Would you repeat all of the records underneath, exactly as written?
= Beginning of Section =
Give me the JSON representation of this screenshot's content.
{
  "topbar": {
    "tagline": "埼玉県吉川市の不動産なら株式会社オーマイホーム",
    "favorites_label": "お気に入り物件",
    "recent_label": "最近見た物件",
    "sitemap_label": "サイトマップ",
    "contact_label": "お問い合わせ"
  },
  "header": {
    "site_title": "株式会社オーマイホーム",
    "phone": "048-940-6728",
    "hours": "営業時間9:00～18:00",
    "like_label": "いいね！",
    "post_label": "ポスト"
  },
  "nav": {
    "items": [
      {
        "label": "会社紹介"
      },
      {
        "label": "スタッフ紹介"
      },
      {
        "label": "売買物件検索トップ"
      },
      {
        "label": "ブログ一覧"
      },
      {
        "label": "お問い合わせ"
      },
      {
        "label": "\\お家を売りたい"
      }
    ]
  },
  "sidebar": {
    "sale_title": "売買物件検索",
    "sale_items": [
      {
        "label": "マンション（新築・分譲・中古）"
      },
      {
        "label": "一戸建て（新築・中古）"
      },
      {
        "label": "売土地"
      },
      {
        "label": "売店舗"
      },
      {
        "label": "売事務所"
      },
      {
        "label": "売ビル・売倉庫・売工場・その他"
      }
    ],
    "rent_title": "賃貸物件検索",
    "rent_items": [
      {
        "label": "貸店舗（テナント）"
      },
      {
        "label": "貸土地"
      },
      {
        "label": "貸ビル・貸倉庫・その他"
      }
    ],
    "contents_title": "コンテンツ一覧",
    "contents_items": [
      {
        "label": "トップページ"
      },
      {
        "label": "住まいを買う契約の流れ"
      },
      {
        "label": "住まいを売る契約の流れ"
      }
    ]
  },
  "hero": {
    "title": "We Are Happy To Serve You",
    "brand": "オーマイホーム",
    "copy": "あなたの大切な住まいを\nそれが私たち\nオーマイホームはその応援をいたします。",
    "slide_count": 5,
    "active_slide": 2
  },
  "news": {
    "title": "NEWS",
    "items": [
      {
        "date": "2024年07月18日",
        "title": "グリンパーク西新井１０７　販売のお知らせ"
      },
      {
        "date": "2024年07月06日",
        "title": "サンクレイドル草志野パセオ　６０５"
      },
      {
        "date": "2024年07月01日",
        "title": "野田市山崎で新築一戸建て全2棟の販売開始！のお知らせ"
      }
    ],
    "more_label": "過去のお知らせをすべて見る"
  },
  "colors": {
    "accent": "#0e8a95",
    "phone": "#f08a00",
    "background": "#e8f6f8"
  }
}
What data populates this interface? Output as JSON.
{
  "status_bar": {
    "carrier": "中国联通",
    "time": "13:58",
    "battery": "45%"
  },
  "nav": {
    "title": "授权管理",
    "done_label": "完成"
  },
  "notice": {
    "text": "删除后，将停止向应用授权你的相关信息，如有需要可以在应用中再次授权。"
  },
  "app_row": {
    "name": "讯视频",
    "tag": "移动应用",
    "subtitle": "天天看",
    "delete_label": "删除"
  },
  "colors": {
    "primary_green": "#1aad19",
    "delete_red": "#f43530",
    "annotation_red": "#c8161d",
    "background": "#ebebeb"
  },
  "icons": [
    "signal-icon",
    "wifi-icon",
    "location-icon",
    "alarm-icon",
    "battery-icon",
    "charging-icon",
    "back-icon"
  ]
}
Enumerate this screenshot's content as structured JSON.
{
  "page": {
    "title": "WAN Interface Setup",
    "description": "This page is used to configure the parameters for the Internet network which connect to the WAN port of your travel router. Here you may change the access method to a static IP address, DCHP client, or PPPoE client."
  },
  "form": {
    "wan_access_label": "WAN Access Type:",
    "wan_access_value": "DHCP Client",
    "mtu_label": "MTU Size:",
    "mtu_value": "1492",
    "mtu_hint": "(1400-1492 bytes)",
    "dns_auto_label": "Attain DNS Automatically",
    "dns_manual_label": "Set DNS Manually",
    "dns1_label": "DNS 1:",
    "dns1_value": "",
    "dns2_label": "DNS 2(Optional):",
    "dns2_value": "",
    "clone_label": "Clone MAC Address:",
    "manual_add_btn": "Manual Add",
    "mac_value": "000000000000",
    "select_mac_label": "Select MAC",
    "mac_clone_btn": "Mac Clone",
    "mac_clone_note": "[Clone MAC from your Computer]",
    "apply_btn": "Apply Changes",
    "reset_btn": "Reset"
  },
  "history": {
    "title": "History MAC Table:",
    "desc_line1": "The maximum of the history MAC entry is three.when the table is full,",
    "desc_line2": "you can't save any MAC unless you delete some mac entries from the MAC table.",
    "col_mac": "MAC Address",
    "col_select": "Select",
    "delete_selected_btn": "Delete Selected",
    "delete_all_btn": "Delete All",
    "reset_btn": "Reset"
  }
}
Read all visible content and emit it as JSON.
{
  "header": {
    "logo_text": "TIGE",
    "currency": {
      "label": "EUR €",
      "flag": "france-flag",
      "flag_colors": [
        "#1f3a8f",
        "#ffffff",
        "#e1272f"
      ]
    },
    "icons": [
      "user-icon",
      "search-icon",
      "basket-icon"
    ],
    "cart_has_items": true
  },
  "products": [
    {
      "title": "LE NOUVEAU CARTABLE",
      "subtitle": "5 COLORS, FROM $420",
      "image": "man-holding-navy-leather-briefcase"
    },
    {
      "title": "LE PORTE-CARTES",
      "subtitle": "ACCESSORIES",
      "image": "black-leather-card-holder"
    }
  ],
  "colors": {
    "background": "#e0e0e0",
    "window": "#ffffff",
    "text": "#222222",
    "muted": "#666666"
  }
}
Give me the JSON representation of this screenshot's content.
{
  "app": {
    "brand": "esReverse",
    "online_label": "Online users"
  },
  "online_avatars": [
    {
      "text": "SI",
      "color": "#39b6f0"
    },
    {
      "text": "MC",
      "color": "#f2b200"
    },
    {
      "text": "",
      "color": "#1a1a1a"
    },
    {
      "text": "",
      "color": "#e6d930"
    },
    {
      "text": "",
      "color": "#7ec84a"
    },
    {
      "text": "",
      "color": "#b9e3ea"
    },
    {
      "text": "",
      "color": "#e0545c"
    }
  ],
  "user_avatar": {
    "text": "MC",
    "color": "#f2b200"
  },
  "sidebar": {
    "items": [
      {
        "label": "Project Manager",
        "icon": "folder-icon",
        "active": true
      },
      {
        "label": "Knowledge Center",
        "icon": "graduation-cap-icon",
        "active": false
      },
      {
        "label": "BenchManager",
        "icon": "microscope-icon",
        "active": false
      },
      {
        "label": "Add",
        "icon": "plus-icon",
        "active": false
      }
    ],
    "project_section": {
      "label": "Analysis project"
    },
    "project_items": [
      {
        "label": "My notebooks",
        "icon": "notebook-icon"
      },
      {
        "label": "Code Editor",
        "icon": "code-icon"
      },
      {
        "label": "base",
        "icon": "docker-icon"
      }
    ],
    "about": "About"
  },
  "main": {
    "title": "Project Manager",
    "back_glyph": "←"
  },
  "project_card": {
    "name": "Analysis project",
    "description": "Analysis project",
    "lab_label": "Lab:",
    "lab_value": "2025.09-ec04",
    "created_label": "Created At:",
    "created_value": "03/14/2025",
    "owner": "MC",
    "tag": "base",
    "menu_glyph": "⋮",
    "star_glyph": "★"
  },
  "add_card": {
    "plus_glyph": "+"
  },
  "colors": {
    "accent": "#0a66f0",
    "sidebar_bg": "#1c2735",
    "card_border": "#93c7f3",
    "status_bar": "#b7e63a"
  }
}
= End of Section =
## REPLY TO THE TASK
Give me the JSON representation of this screenshot's content.
{
  "topbar": {
    "tagline": "埼玉県吉川市の不動産なら株式会社オーマイホーム",
    "favorites_label": "お気に入り物件",
    "recent_label": "最近見た物件",
    "sitemap_label": "サイトマップ",
    "contact_label": "お問い合わせ"
  },
  "header": {
    "site_title": "株式会社オーマイホーム",
    "phone": "048-940-6728",
    "hours": "営業時間9:00～18:00",
    "like_label": "いいね！",
    "post_label": "ポスト"
  },
  "nav": {
    "items": [
      {
        "label": "会社紹介"
      },
      {
        "label": "スタッフ紹介"
      },
      {
        "label": "売買物件検索トップ"
      },
      {
        "label": "ブログ一覧"
      },
      {
        "label": "お問い合わせ"
      },
      {
        "label": "\\お家を売りたい"
      }
    ]
  },
  "sidebar": {
    "sale_title": "売買物件検索",
    "sale_items": [
      {
        "label": "マンション（新築・分譲・中古）"
      },
      {
        "label": "一戸建て（新築・中古）"
      },
      {
        "label": "売土地"
      },
      {
        "label": "売店舗"
      },
      {
        "label": "売事務所"
      },
      {
        "label": "売ビル・売倉庫・売工場・その他"
      }
    ],
    "rent_title": "賃貸物件検索",
    "rent_items": [
      {
        "label": "貸店舗（テナント）"
      },
      {
        "label": "貸土地"
      },
      {
        "label": "貸ビル・貸倉庫・その他"
      }
    ],
    "contents_title": "コンテンツ一覧",
    "contents_items": [
      {
        "label": "トップページ"
      },
      {
        "label": "住まいを買う契約の流れ"
      },
      {
        "label": "住まいを売る契約の流れ"
      }
    ]
  },
  "hero": {
    "title": "We Are Happy To Serve You",
    "brand": "オーマイホーム",
    "copy": "あなたの大切な住まいを\nそれが私たち\nオーマイホームはその応援をいたします。",
    "slide_count": 5,
    "active_slide": 2
  },
  "news": {
    "title": "NEWS",
    "items": [
      {
        "date": "2024年07月18日",
        "title": "グリンパーク西新井１０７　販売のお知らせ"
      },
      {
        "date": "2024年07月06日",
        "title": "サンクレイドル草志野パセオ　６０５"
      },
      {
        "date": "2024年07月01日",
        "title": "野田市山崎で新築一戸建て全2棟の販売開始！のお知らせ"
      }
    ],
    "more_label": "過去のお知らせをすべて見る"
  },
  "colors": {
    "accent": "#0e8a95",
    "phone": "#f08a00",
    "background": "#e8f6f8"
  }
}
What data populates this interface? Output as JSON.
{
  "status_bar": {
    "carrier": "中国联通",
    "time": "13:58",
    "battery": "45%"
  },
  "nav": {
    "title": "授权管理",
    "done_label": "完成"
  },
  "notice": {
    "text": "删除后，将停止向应用授权你的相关信息，如有需要可以在应用中再次授权。"
  },
  "app_row": {
    "name": "讯视频",
    "tag": "移动应用",
    "subtitle": "天天看",
    "delete_label": "删除"
  },
  "colors": {
    "primary_green": "#1aad19",
    "delete_red": "#f43530",
    "annotation_red": "#c8161d",
    "background": "#ebebeb"
  },
  "icons": [
    "signal-icon",
    "wifi-icon",
    "location-icon",
    "alarm-icon",
    "battery-icon",
    "charging-icon",
    "back-icon"
  ]
}
Enumerate this screenshot's content as structured JSON.
{
  "page": {
    "title": "WAN Interface Setup",
    "description": "This page is used to configure the parameters for the Internet network which connect to the WAN port of your travel router. Here you may change the access method to a static IP address, DCHP client, or PPPoE client."
  },
  "form": {
    "wan_access_label": "WAN Access Type:",
    "wan_access_value": "DHCP Client",
    "mtu_label": "MTU Size:",
    "mtu_value": "1492",
    "mtu_hint": "(1400-1492 bytes)",
    "dns_auto_label": "Attain DNS Automatically",
    "dns_manual_label": "Set DNS Manually",
    "dns1_label": "DNS 1:",
    "dns1_value": "",
    "dns2_label": "DNS 2(Optional):",
    "dns2_value": "",
    "clone_label": "Clone MAC Address:",
    "manual_add_btn": "Manual Add",
    "mac_value": "000000000000",
    "select_mac_label": "Select MAC",
    "mac_clone_btn": "Mac Clone",
    "mac_clone_note": "[Clone MAC from your Computer]",
    "apply_btn": "Apply Changes",
    "reset_btn": "Reset"
  },
  "history": {
    "title": "History MAC Table:",
    "desc_line1": "The maximum of the history MAC entry is three.when the table is full,",
    "desc_line2": "you can't save any MAC unless you delete some mac entries from the MAC table.",
    "col_mac": "MAC Address",
    "col_select": "Select",
    "delete_selected_btn": "Delete Selected",
    "delete_all_btn": "Delete All",
    "reset_btn": "Reset"
  }
}
Read all visible content and emit it as JSON.
{
  "header": {
    "logo_text": "TIGE",
    "currency": {
      "label": "EUR €",
      "flag": "france-flag",
      "flag_colors": [
        "#1f3a8f",
        "#ffffff",
        "#e1272f"
      ]
    },
    "icons": [
      "user-icon",
      "search-icon",
      "basket-icon"
    ],
    "cart_has_items": true
  },
  "products": [
    {
      "title": "LE NOUVEAU CARTABLE",
      "subtitle": "5 COLORS, FROM $420",
      "image": "man-holding-navy-leather-briefcase"
    },
    {
      "title": "LE PORTE-CARTES",
      "subtitle": "ACCESSORIES",
      "image": "black-leather-card-holder"
    }
  ],
  "colors": {
    "background": "#e0e0e0",
    "window": "#ffffff",
    "text": "#222222",
    "muted": "#666666"
  }
}
Give me the JSON representation of this screenshot's content.
{
  "app": {
    "brand": "esReverse",
    "online_label": "Online users"
  },
  "online_avatars": [
    {
      "text": "SI",
      "color": "#39b6f0"
    },
    {
      "text": "MC",
      "color": "#f2b200"
    },
    {
      "text": "",
      "color": "#1a1a1a"
    },
    {
      "text": "",
      "color": "#e6d930"
    },
    {
      "text": "",
      "color": "#7ec84a"
    },
    {
      "text": "",
      "color": "#b9e3ea"
    },
    {
      "text": "",
      "color": "#e0545c"
    }
  ],
  "user_avatar": {
    "text": "MC",
    "color": "#f2b200"
  },
  "sidebar": {
    "items": [
      {
        "label": "Project Manager",
        "icon": "folder-icon",
        "active": true
      },
      {
        "label": "Knowledge Center",
        "icon": "graduation-cap-icon",
        "active": false
      },
      {
        "label": "BenchManager",
        "icon": "microscope-icon",
        "active": false
      },
      {
        "label": "Add",
        "icon": "plus-icon",
        "active": false
      }
    ],
    "project_section": {
      "label": "Analysis project"
    },
    "project_items": [
      {
        "label": "My notebooks",
        "icon": "notebook-icon"
      },
      {
        "label": "Code Editor",
        "icon": "code-icon"
      },
      {
        "label": "base",
        "icon": "docker-icon"
      }
    ],
    "about": "About"
  },
  "main": {
    "title": "Project Manager",
    "back_glyph": "←"
  },
  "project_card": {
    "name": "Analysis project",
    "description": "Analysis project",
    "lab_label": "Lab:",
    "lab_value": "2025.09-ec04",
    "created_label": "Created At:",
    "created_value": "03/14/2025",
    "owner": "MC",
    "tag": "base",
    "menu_glyph": "⋮",
    "star_glyph": "★"
  },
  "add_card": {
    "plus_glyph": "+"
  },
  "colors": {
    "accent": "#0a66f0",
    "sidebar_bg": "#1c2735",
    "card_border": "#93c7f3",
    "status_bar": "#b7e63a"
  }
}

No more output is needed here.